:: Task input

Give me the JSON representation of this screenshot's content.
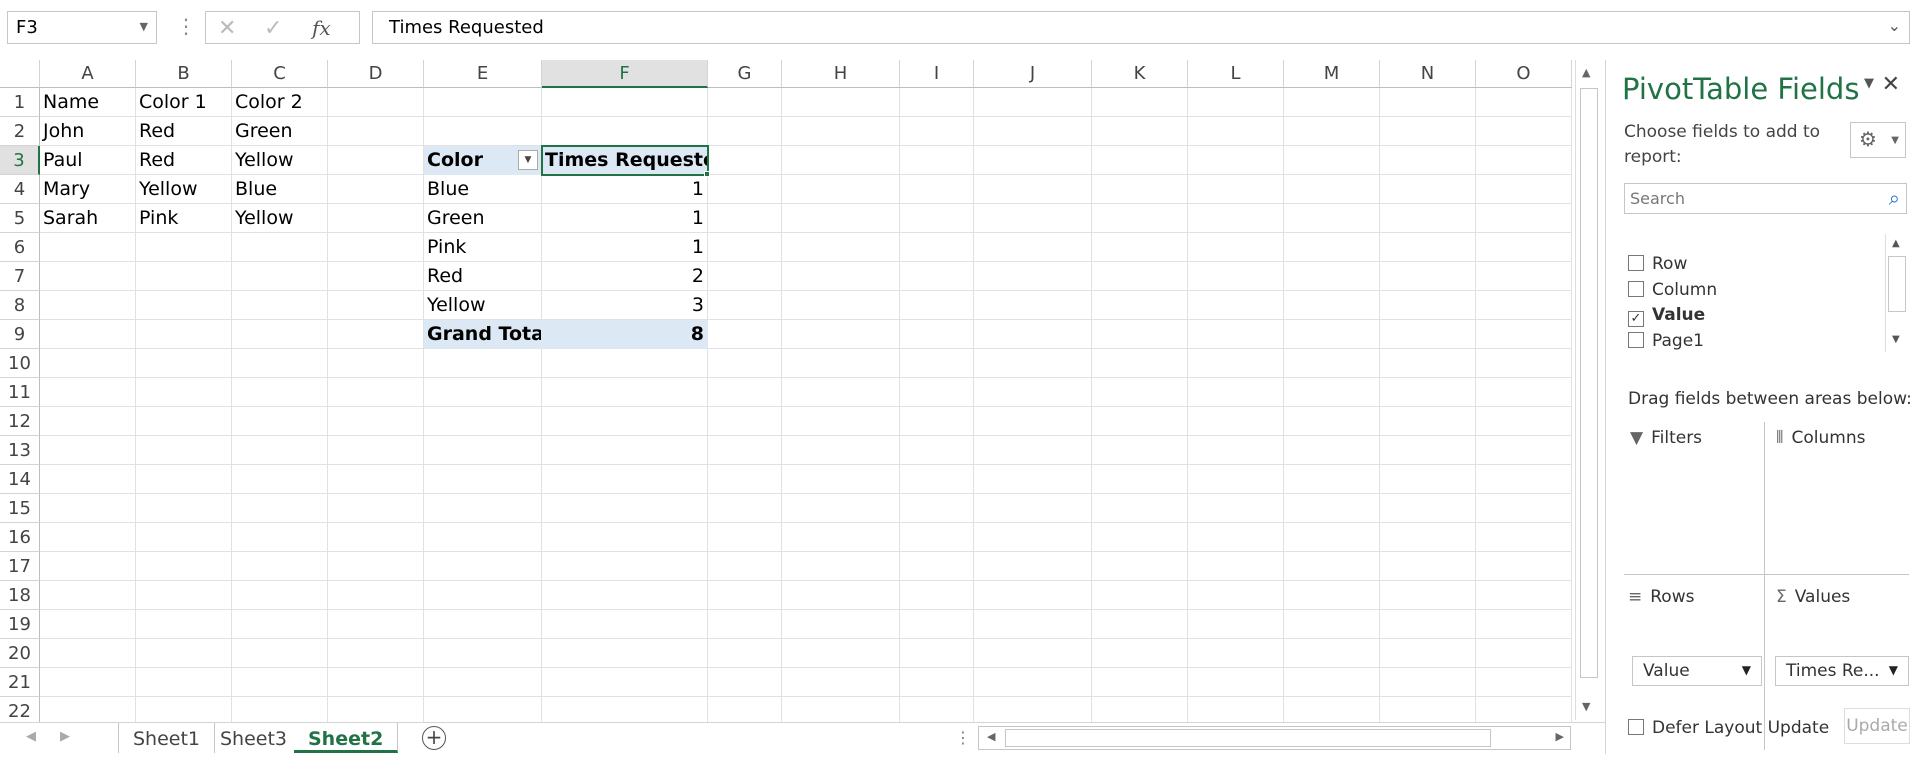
{
  "formula_bar": {
    "name_box": "F3",
    "cancel_icon": "✕",
    "enter_icon": "✓",
    "fx_label": "fx",
    "formula": "Times Requested"
  },
  "columns": [
    "A",
    "B",
    "C",
    "D",
    "E",
    "F",
    "G",
    "H",
    "I",
    "J",
    "K",
    "L",
    "M",
    "N",
    "O"
  ],
  "rows": [
    "1",
    "2",
    "3",
    "4",
    "5",
    "6",
    "7",
    "8",
    "9",
    "10",
    "11",
    "12",
    "13",
    "14",
    "15",
    "16",
    "17",
    "18",
    "19",
    "20",
    "21",
    "22"
  ],
  "selected": {
    "column": "F",
    "row": "3"
  },
  "source_table": {
    "headers": [
      "Name",
      "Color 1",
      "Color 2"
    ],
    "rows": [
      [
        "John",
        "Red",
        "Green"
      ],
      [
        "Paul",
        "Red",
        "Yellow"
      ],
      [
        "Mary",
        "Yellow",
        "Blue"
      ],
      [
        "Sarah",
        "Pink",
        "Yellow"
      ]
    ]
  },
  "pivot_table": {
    "row_header": "Color",
    "value_header": "Times Requested",
    "rows": [
      {
        "label": "Blue",
        "value": "1"
      },
      {
        "label": "Green",
        "value": "1"
      },
      {
        "label": "Pink",
        "value": "1"
      },
      {
        "label": "Red",
        "value": "2"
      },
      {
        "label": "Yellow",
        "value": "3"
      }
    ],
    "total_label": "Grand Total",
    "total_value": "8"
  },
  "sheet_tabs": {
    "tabs": [
      "Sheet1",
      "Sheet3",
      "Sheet2"
    ],
    "active": "Sheet2",
    "add_icon": "+"
  },
  "pivot_pane": {
    "title": "PivotTable Fields",
    "subtitle": "Choose fields to add to report:",
    "search_placeholder": "Search",
    "fields": [
      {
        "label": "Row",
        "checked": false
      },
      {
        "label": "Column",
        "checked": false
      },
      {
        "label": "Value",
        "checked": true
      },
      {
        "label": "Page1",
        "checked": false
      }
    ],
    "drag_text": "Drag fields between areas below:",
    "areas": {
      "filters": "Filters",
      "columns": "Columns",
      "rows": "Rows",
      "values": "Values"
    },
    "rows_pill": "Value",
    "values_pill": "Times Re...",
    "defer_label": "Defer Layout Update",
    "update_label": "Update"
  },
  "colors": {
    "accent": "#217346",
    "pivot_band": "#dce9f5"
  },
  "icons": {
    "close": "close-icon",
    "gear": "gear-icon",
    "search": "search-icon",
    "filter": "filter-icon"
  }
}
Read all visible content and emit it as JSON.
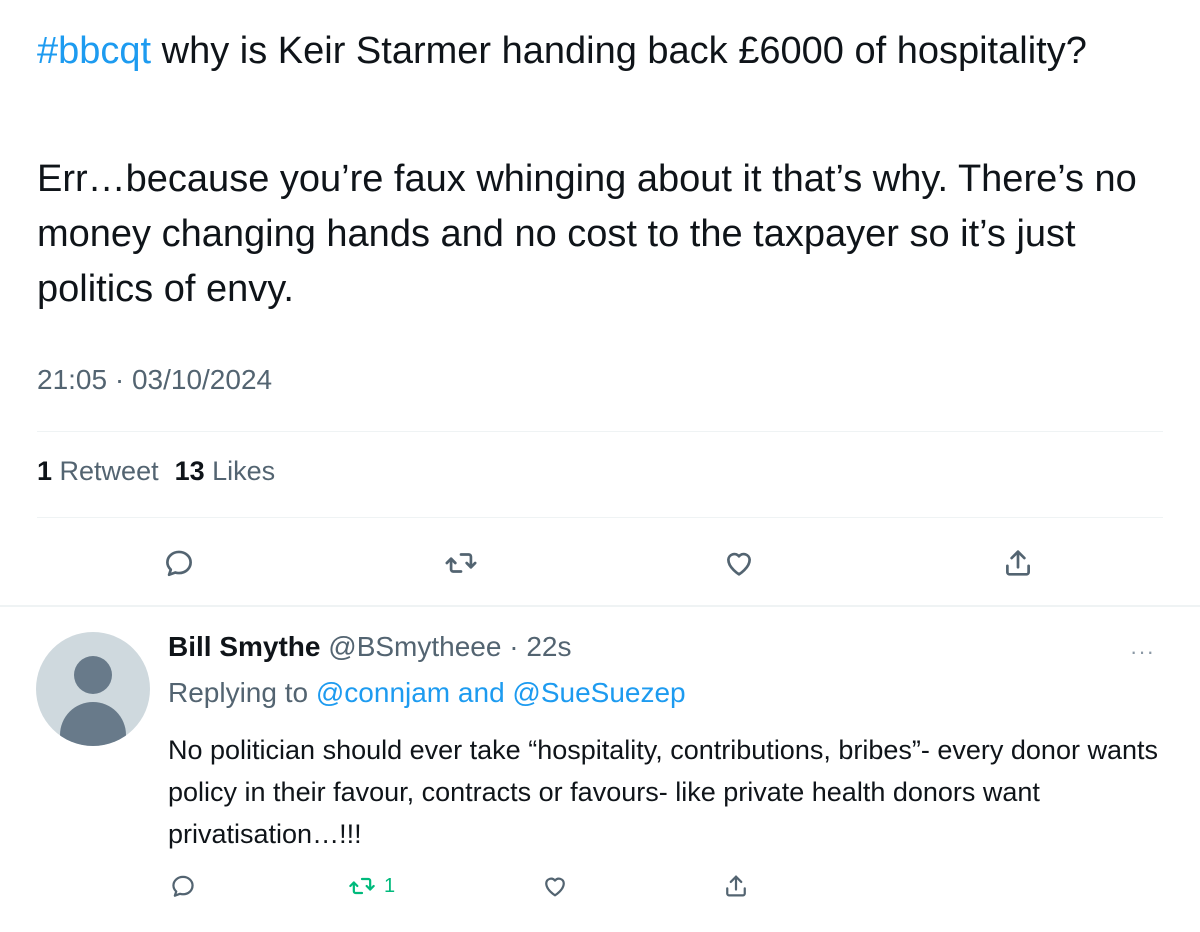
{
  "main_tweet": {
    "hashtag": "#bbcqt",
    "question": " why is Keir Starmer handing back £6000 of hospitality?",
    "body": "Err…because you’re faux whinging about it that’s why. There’s no money changing hands and no cost to the taxpayer so it’s just politics of envy.",
    "timestamp": "21:05 · 03/10/2024",
    "retweet_count": "1",
    "retweet_label": " Retweet",
    "like_count": "13",
    "like_label": " Likes",
    "actions": [
      "reply-icon",
      "retweet-icon",
      "like-icon",
      "share-icon"
    ]
  },
  "reply_tweet": {
    "display_name": "Bill Smythe",
    "handle": "@BSmytheee",
    "time": " · 22s",
    "more": "···",
    "replying_prefix": "Replying to ",
    "mention_1": "@connjam",
    "replying_and": " and ",
    "mention_2": "@SueSuezep",
    "text": "No politician should ever take “hospitality, contributions, bribes”- every donor wants policy in their favour, contracts or favours- like private health donors want privatisation…!!!",
    "retweet_count": "1",
    "retweet_color": "#00ba7c",
    "actions": [
      "reply-icon",
      "retweet-icon",
      "like-icon",
      "share-icon"
    ]
  },
  "colors": {
    "accent": "#1d9bf0",
    "text": "#0f1419",
    "secondary": "#536471",
    "divider": "#eff3f4"
  }
}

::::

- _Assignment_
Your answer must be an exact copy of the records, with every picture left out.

- _Task answer_
Give me the JSON representation of this screenshot's content.
{
  "formula_bar": {
    "name_box": "F3",
    "cancel_icon": "✕",
    "enter_icon": "✓",
    "fx_label": "fx",
    "formula": "Times Requested"
  },
  "columns": [
    "A",
    "B",
    "C",
    "D",
    "E",
    "F",
    "G",
    "H",
    "I",
    "J",
    "K",
    "L",
    "M",
    "N",
    "O"
  ],
  "rows": [
    "1",
    "2",
    "3",
    "4",
    "5",
    "6",
    "7",
    "8",
    "9",
    "10",
    "11",
    "12",
    "13",
    "14",
    "15",
    "16",
    "17",
    "18",
    "19",
    "20",
    "21",
    "22"
  ],
  "selected": {
    "column": "F",
    "row": "3"
  },
  "source_table": {
    "headers": [
      "Name",
      "Color 1",
      "Color 2"
    ],
    "rows": [
      [
        "John",
        "Red",
        "Green"
      ],
      [
        "Paul",
        "Red",
        "Yellow"
      ],
      [
        "Mary",
        "Yellow",
        "Blue"
      ],
      [
        "Sarah",
        "Pink",
        "Yellow"
      ]
    ]
  },
  "pivot_table": {
    "row_header": "Color",
    "value_header": "Times Requested",
    "rows": [
      {
        "label": "Blue",
        "value": "1"
      },
      {
        "label": "Green",
        "value": "1"
      },
      {
        "label": "Pink",
        "value": "1"
      },
      {
        "label": "Red",
        "value": "2"
      },
      {
        "label": "Yellow",
        "value": "3"
      }
    ],
    "total_label": "Grand Total",
    "total_value": "8"
  },
  "sheet_tabs": {
    "tabs": [
      "Sheet1",
      "Sheet3",
      "Sheet2"
    ],
    "active": "Sheet2",
    "add_icon": "+"
  },
  "pivot_pane": {
    "title": "PivotTable Fields",
    "subtitle": "Choose fields to add to report:",
    "search_placeholder": "Search",
    "fields": [
      {
        "label": "Row",
        "checked": false
      },
      {
        "label": "Column",
        "checked": false
      },
      {
        "label": "Value",
        "checked": true
      },
      {
        "label": "Page1",
        "checked": false
      }
    ],
    "drag_text": "Drag fields between areas below:",
    "areas": {
      "filters": "Filters",
      "columns": "Columns",
      "rows": "Rows",
      "values": "Values"
    },
    "rows_pill": "Value",
    "values_pill": "Times Re...",
    "defer_label": "Defer Layout Update",
    "update_label": "Update"
  },
  "colors": {
    "accent": "#217346",
    "pivot_band": "#dce9f5"
  },
  "icons": {
    "close": "close-icon",
    "gear": "gear-icon",
    "search": "search-icon",
    "filter": "filter-icon"
  }
}
Read all visible content and emit it as JSON.
{
  "main_tweet": {
    "hashtag": "#bbcqt",
    "question": " why is Keir Starmer handing back £6000 of hospitality?",
    "body": "Err…because you’re faux whinging about it that’s why. There’s no money changing hands and no cost to the taxpayer so it’s just politics of envy.",
    "timestamp": "21:05 · 03/10/2024",
    "retweet_count": "1",
    "retweet_label": " Retweet",
    "like_count": "13",
    "like_label": " Likes",
    "actions": [
      "reply-icon",
      "retweet-icon",
      "like-icon",
      "share-icon"
    ]
  },
  "reply_tweet": {
    "display_name": "Bill Smythe",
    "handle": "@BSmytheee",
    "time": " · 22s",
    "more": "···",
    "replying_prefix": "Replying to ",
    "mention_1": "@connjam",
    "replying_and": " and ",
    "mention_2": "@SueSuezep",
    "text": "No politician should ever take “hospitality, contributions, bribes”- every donor wants policy in their favour, contracts or favours- like private health donors want privatisation…!!!",
    "retweet_count": "1",
    "retweet_color": "#00ba7c",
    "actions": [
      "reply-icon",
      "retweet-icon",
      "like-icon",
      "share-icon"
    ]
  },
  "colors": {
    "accent": "#1d9bf0",
    "text": "#0f1419",
    "secondary": "#536471",
    "divider": "#eff3f4"
  }
}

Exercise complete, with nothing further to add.